This study grew from a request for information as to the date of establishment of the Bachelor of Dental Surgery (BDS) as the professional qualification for dentists in the United Kingdom. In the process of answering this enquiry it became apparent that there was no simple answer and that university dental education was not covered by the existing literature. It also became clear that, while ubiquitous for new dentists by the late twentieth century, the dental degree had only comparatively recently become the standard path to a dental career. This study emphasises the role of professional education, and particularly university education and research, in the development of the dental profession and dental services. University dental education and research, it is argued, was a major factor in the professionalisation of dentistry, in convincing the government of the importance of dental health and thus in establishing dentistry as an essential part of the National Health Service (NHS). University dental education and research, it is argued, extended the therapeutic potential of dental treatment, promoted understanding of the relationship between oral and systemic disease, of the etiology and pathology of dental disease and of methods of prevention and control. Such was the impact of the new standards thus established, that the whole emphasis of dental treatment would shift within the space of one hundred years, from dental surgery and dental prosthetics to conservative and preventive dentistry. This study shows that, from the mid-nineteenth century, a dental elite campaigned for compulsory professional education and, from the late nineteenth century, for university dental education. By the beginning of the twentieth century professional education for doctors and surgeons, for the degree of MBChB, was carried out in university medical schools.

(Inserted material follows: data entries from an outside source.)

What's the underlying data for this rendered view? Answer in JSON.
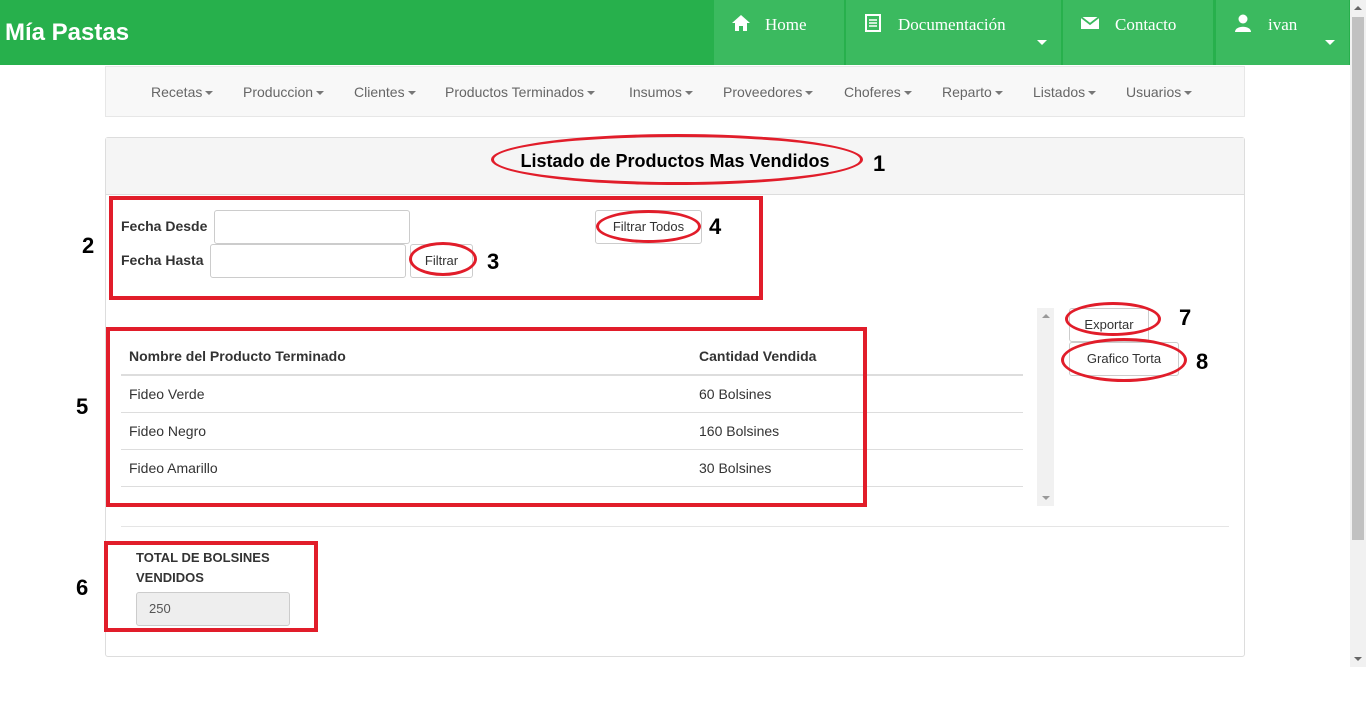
{
  "brand": "Mía Pastas",
  "topnav": {
    "home": "Home",
    "docs": "Documentación",
    "contact": "Contacto",
    "user": "ivan"
  },
  "subnav": [
    "Recetas",
    "Produccion",
    "Clientes",
    "Productos Terminados",
    "Insumos",
    "Proveedores",
    "Choferes",
    "Reparto",
    "Listados",
    "Usuarios"
  ],
  "panel": {
    "title": "Listado de Productos Mas Vendidos"
  },
  "filters": {
    "desde_label": "Fecha Desde",
    "hasta_label": "Fecha Hasta",
    "desde_value": "",
    "hasta_value": "",
    "filtrar": "Filtrar",
    "filtrar_todos": "Filtrar Todos"
  },
  "table": {
    "headers": [
      "Nombre del Producto Terminado",
      "Cantidad Vendida"
    ],
    "rows": [
      [
        "Fideo Verde",
        "60 Bolsines"
      ],
      [
        "Fideo Negro",
        "160 Bolsines"
      ],
      [
        "Fideo Amarillo",
        "30 Bolsines"
      ]
    ]
  },
  "actions": {
    "exportar": "Exportar",
    "grafico": "Grafico Torta"
  },
  "total": {
    "label": "TOTAL DE BOLSINES VENDIDOS",
    "value": "250"
  },
  "annotations": [
    "1",
    "2",
    "3",
    "4",
    "5",
    "6",
    "7",
    "8"
  ],
  "colors": {
    "navbar": "#27b04c",
    "navbar_item": "#3bba5f",
    "annotation": "#e11d2a"
  },
  "icons": {
    "home": "home-icon",
    "docs": "list-icon",
    "contact": "envelope-icon",
    "user": "user-icon"
  }
}
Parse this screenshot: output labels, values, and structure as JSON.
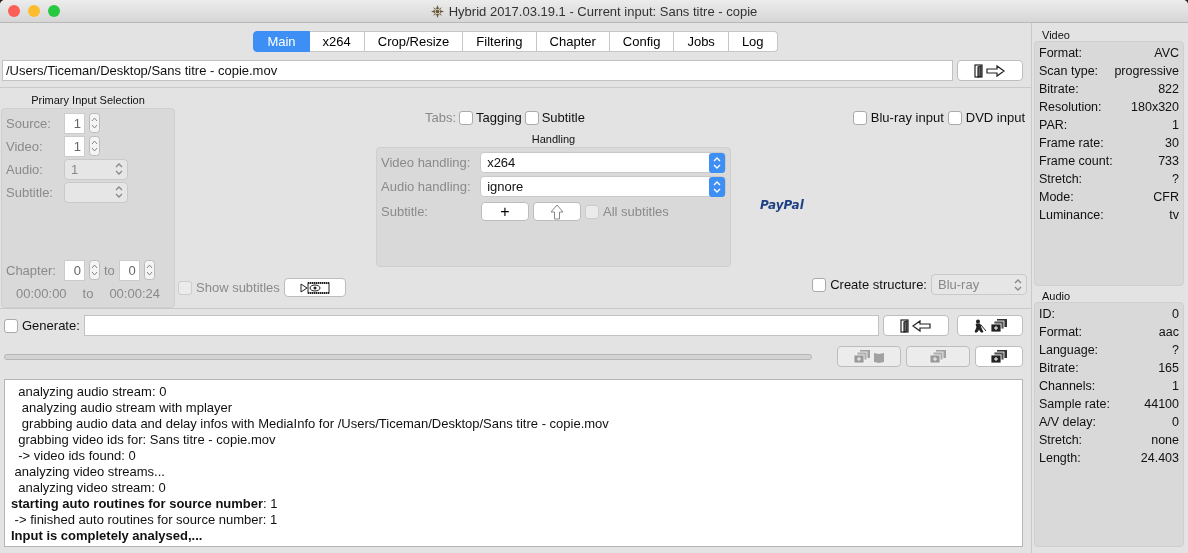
{
  "window": {
    "title": "Hybrid 2017.03.19.1 - Current input: Sans titre - copie"
  },
  "tabs": [
    {
      "label": "Main",
      "selected": true
    },
    {
      "label": "x264",
      "selected": false
    },
    {
      "label": "Crop/Resize",
      "selected": false
    },
    {
      "label": "Filtering",
      "selected": false
    },
    {
      "label": "Chapter",
      "selected": false
    },
    {
      "label": "Config",
      "selected": false
    },
    {
      "label": "Jobs",
      "selected": false
    },
    {
      "label": "Log",
      "selected": false
    }
  ],
  "source_path": {
    "value": "/Users/Ticeman/Desktop/Sans titre - copie.mov"
  },
  "primary_input": {
    "title": "Primary Input Selection",
    "disabled": true,
    "source": {
      "label": "Source:",
      "value": "1"
    },
    "video": {
      "label": "Video:",
      "value": "1"
    },
    "audio": {
      "label": "Audio:",
      "value": "1"
    },
    "subtitle": {
      "label": "Subtitle:"
    },
    "chapter": {
      "label": "Chapter:",
      "from": "0",
      "to_label": "to",
      "to": "0"
    },
    "times": {
      "start": "00:00:00",
      "to_label": "to",
      "end": "00:00:24"
    }
  },
  "show_subtitles": {
    "label": "Show subtitles",
    "checked": false,
    "disabled": true
  },
  "tab_options": {
    "label": "Tabs:",
    "items": [
      {
        "label": "Tagging",
        "checked": false
      },
      {
        "label": "Subtitle",
        "checked": false
      }
    ]
  },
  "input_types": [
    {
      "label": "Blu-ray input",
      "checked": false
    },
    {
      "label": "DVD input",
      "checked": false
    }
  ],
  "handling": {
    "title": "Handling",
    "video": {
      "label": "Video handling:",
      "value": "x264"
    },
    "audio": {
      "label": "Audio handling:",
      "value": "ignore"
    },
    "subtitle": {
      "label": "Subtitle:",
      "add": "+"
    },
    "all_subtitles": {
      "label": "All subtitles",
      "checked": false,
      "disabled": true
    }
  },
  "paypal": {
    "label": "PayPal"
  },
  "create_structure": {
    "label": "Create structure:",
    "checked": false,
    "value": "Blu-ray",
    "disabled": true
  },
  "generate": {
    "label": "Generate:",
    "checked": false
  },
  "progress": {
    "level": 0
  },
  "log": [
    {
      "text": "  analyzing audio stream: 0",
      "bold": false
    },
    {
      "text": "   analyzing audio stream with mplayer",
      "bold": false
    },
    {
      "text": "   grabbing audio data and delay infos with MediaInfo for /Users/Ticeman/Desktop/Sans titre - copie.mov",
      "bold": false
    },
    {
      "text": "  grabbing video ids for: Sans titre - copie.mov",
      "bold": false
    },
    {
      "text": "  -> video ids found: 0",
      "bold": false
    },
    {
      "text": " analyzing video streams...",
      "bold": false
    },
    {
      "text": "  analyzing video stream: 0",
      "bold": false
    },
    {
      "text": "**starting auto routines for source number**: 1",
      "bold": false
    },
    {
      "text": " -> finished auto routines for source number: 1",
      "bold": false
    },
    {
      "text": "Input is completely analysed,...",
      "bold": true
    }
  ],
  "video_info": {
    "title": "Video",
    "rows": [
      {
        "label": "Format:",
        "value": "AVC"
      },
      {
        "label": "Scan type:",
        "value": "progressive"
      },
      {
        "label": "Bitrate:",
        "value": "822"
      },
      {
        "label": "Resolution:",
        "value": "180x320"
      },
      {
        "label": "PAR:",
        "value": "1"
      },
      {
        "label": "Frame rate:",
        "value": "30"
      },
      {
        "label": "Frame count:",
        "value": "733"
      },
      {
        "label": "Stretch:",
        "value": "?"
      },
      {
        "label": "Mode:",
        "value": "CFR"
      },
      {
        "label": "Luminance:",
        "value": "tv"
      }
    ]
  },
  "audio_info": {
    "title": "Audio",
    "rows": [
      {
        "label": "ID:",
        "value": "0"
      },
      {
        "label": "Format:",
        "value": "aac"
      },
      {
        "label": "Language:",
        "value": "?"
      },
      {
        "label": "Bitrate:",
        "value": "165"
      },
      {
        "label": "Channels:",
        "value": "1"
      },
      {
        "label": "Sample rate:",
        "value": "44100"
      },
      {
        "label": "A/V delay:",
        "value": "0"
      },
      {
        "label": "Stretch:",
        "value": "none"
      },
      {
        "label": "Length:",
        "value": "24.403"
      }
    ]
  }
}
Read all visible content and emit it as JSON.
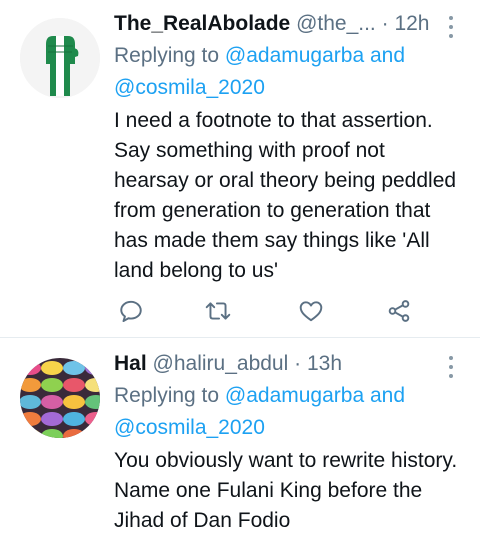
{
  "tweets": [
    {
      "display_name": "The_RealAbolade",
      "handle": "@the_...",
      "separator": "·",
      "time": "12h",
      "replying_prefix": "Replying to ",
      "replying_mention_1": "@adamugarba",
      "replying_and": " and",
      "replying_mention_2": "@cosmila_2020",
      "text": "I need a footnote to that assertion. Say something with proof not hearsay or oral theory being peddled from generation to generation that has made them say things like 'All land belong to us'",
      "avatar": "raised-fist-avatar",
      "actions": [
        "reply-icon",
        "retweet-icon",
        "like-icon",
        "share-icon"
      ]
    },
    {
      "display_name": "Hal",
      "handle": "@haliru_abdul",
      "separator": "·",
      "time": "13h",
      "replying_prefix": "Replying to ",
      "replying_mention_1": "@adamugarba",
      "replying_and": " and",
      "replying_mention_2": "@cosmila_2020",
      "text": "You obviously want to rewrite history. Name one Fulani King before the Jihad of Dan Fodio",
      "avatar": "macarons-avatar"
    }
  ],
  "colors": {
    "text": "#0f1419",
    "secondary": "#5b7083",
    "accent": "#1da1f2",
    "divider": "#e6ecf0",
    "flag_green": "#1f8a4c"
  }
}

Yet, although the dental curriculum was based on the surgical curriculum, it was not until the mid-twentieth century that the standards pioneered by the dental elite were extended to the majority of candidates for the dental profession. Indeed, the generally low standards which prevailed prior to the retiral of the generation of unqualified "Dentists, 1921" had damaging effects on the oral and general health of the British population. The study also suggests that the dearth of qualified dentists contributed to the delay in achieving legislation to eliminate unqualified practice. Arguably, the low standards of the majority of dentists also contributed to the delay in persuading the government that dental treatment was as important to the health and well-being of the population as any other aspect of health care. Just as the standards advanced by the dental elite ultimately persuaded the government of the relative importance of dental care. This study therefore examines the factors which delayed the achievement of a consistent and high standard of professional dental education for dental practitioners. In so doing the study identifies several factors which contributed to the lack of demand for professional dental education and qualification and thus delayed dentistry's establishment as a graduate profession.